→ **EXERCISE REQUIREMENTS**
Nothing but the pictures should be dropped; repeat the rest of the data below exactly.

--- SOURCE MATERIAL ---

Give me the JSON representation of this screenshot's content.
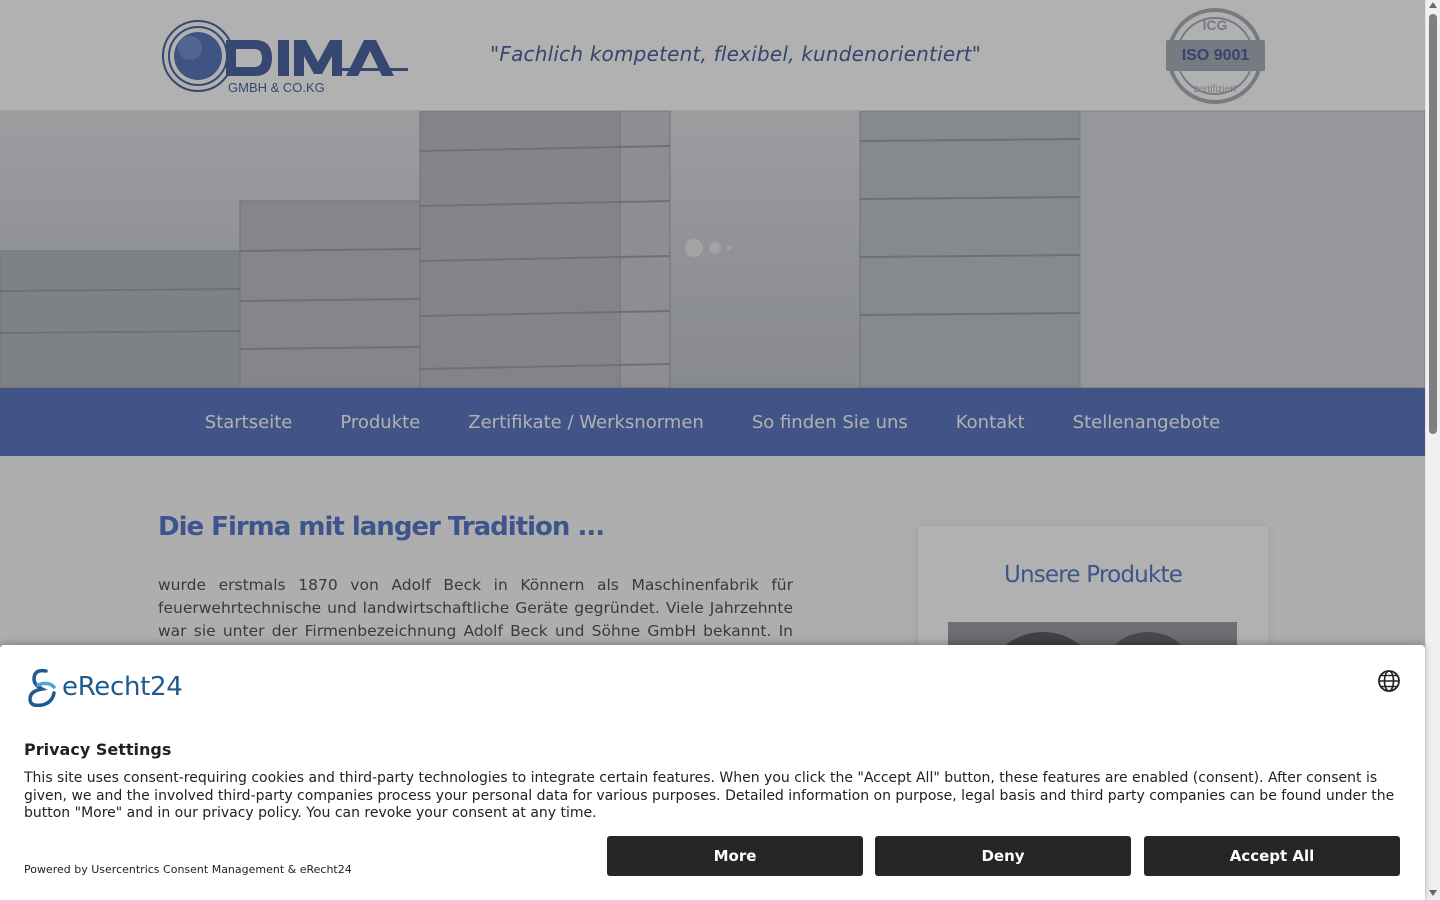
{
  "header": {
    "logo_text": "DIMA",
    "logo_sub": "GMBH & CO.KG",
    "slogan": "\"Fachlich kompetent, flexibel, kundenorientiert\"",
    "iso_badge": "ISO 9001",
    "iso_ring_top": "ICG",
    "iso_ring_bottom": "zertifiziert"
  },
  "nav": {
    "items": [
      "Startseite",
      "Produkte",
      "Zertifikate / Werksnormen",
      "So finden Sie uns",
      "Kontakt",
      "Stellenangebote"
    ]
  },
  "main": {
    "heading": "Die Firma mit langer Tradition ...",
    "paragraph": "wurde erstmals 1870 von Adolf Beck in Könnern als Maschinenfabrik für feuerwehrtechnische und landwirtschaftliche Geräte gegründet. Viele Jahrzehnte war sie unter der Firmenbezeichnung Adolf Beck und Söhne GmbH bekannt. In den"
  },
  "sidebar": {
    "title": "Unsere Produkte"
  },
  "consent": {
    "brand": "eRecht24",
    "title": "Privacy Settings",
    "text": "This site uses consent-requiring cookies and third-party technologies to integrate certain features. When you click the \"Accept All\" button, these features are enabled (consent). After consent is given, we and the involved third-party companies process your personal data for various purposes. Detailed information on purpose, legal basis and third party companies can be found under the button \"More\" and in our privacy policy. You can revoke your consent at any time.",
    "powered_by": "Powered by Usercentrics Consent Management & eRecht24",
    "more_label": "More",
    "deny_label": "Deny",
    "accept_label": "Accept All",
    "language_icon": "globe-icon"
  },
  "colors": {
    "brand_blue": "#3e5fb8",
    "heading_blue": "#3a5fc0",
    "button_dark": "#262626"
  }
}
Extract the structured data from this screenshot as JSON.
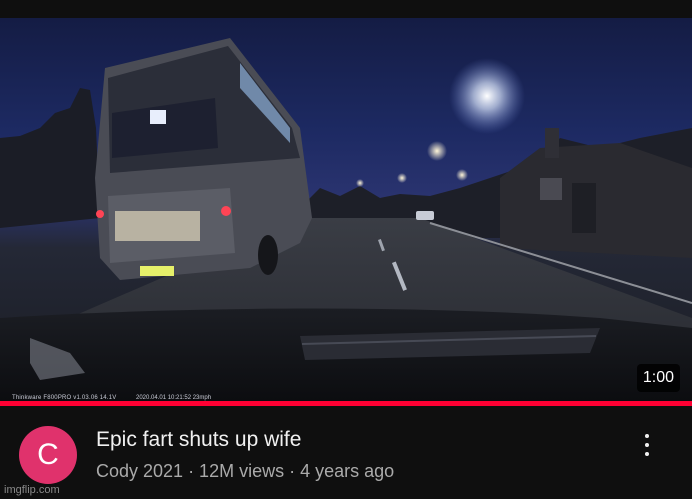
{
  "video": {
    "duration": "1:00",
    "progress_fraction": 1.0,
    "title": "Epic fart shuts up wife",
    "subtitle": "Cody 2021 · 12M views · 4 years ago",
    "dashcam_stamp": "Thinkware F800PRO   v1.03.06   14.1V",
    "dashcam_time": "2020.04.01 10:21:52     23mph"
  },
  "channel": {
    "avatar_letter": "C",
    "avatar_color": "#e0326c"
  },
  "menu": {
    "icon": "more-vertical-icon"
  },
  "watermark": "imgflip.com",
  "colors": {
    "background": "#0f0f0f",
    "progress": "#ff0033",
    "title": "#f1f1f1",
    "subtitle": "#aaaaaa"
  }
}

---

→ **EXERCISE ANSWER**
Give me the JSON representation of this screenshot's content.
{
  "header": {
    "logo_text": "DIMA",
    "logo_sub": "GMBH & CO.KG",
    "slogan": "\"Fachlich kompetent, flexibel, kundenorientiert\"",
    "iso_badge": "ISO 9001",
    "iso_ring_top": "ICG",
    "iso_ring_bottom": "zertifiziert"
  },
  "nav": {
    "items": [
      "Startseite",
      "Produkte",
      "Zertifikate / Werksnormen",
      "So finden Sie uns",
      "Kontakt",
      "Stellenangebote"
    ]
  },
  "main": {
    "heading": "Die Firma mit langer Tradition ...",
    "paragraph": "wurde erstmals 1870 von Adolf Beck in Könnern als Maschinenfabrik für feuerwehrtechnische und landwirtschaftliche Geräte gegründet. Viele Jahrzehnte war sie unter der Firmenbezeichnung Adolf Beck und Söhne GmbH bekannt. In den"
  },
  "sidebar": {
    "title": "Unsere Produkte"
  },
  "consent": {
    "brand": "eRecht24",
    "title": "Privacy Settings",
    "text": "This site uses consent-requiring cookies and third-party technologies to integrate certain features. When you click the \"Accept All\" button, these features are enabled (consent). After consent is given, we and the involved third-party companies process your personal data for various purposes. Detailed information on purpose, legal basis and third party companies can be found under the button \"More\" and in our privacy policy. You can revoke your consent at any time.",
    "powered_by": "Powered by Usercentrics Consent Management & eRecht24",
    "more_label": "More",
    "deny_label": "Deny",
    "accept_label": "Accept All",
    "language_icon": "globe-icon"
  },
  "colors": {
    "brand_blue": "#3e5fb8",
    "heading_blue": "#3a5fc0",
    "button_dark": "#262626"
  }
}
Extract the structured data from this screenshot as JSON.
{
  "video": {
    "duration": "1:00",
    "progress_fraction": 1.0,
    "title": "Epic fart shuts up wife",
    "subtitle": "Cody 2021 · 12M views · 4 years ago",
    "dashcam_stamp": "Thinkware F800PRO   v1.03.06   14.1V",
    "dashcam_time": "2020.04.01 10:21:52     23mph"
  },
  "channel": {
    "avatar_letter": "C",
    "avatar_color": "#e0326c"
  },
  "menu": {
    "icon": "more-vertical-icon"
  },
  "watermark": "imgflip.com",
  "colors": {
    "background": "#0f0f0f",
    "progress": "#ff0033",
    "title": "#f1f1f1",
    "subtitle": "#aaaaaa"
  }
}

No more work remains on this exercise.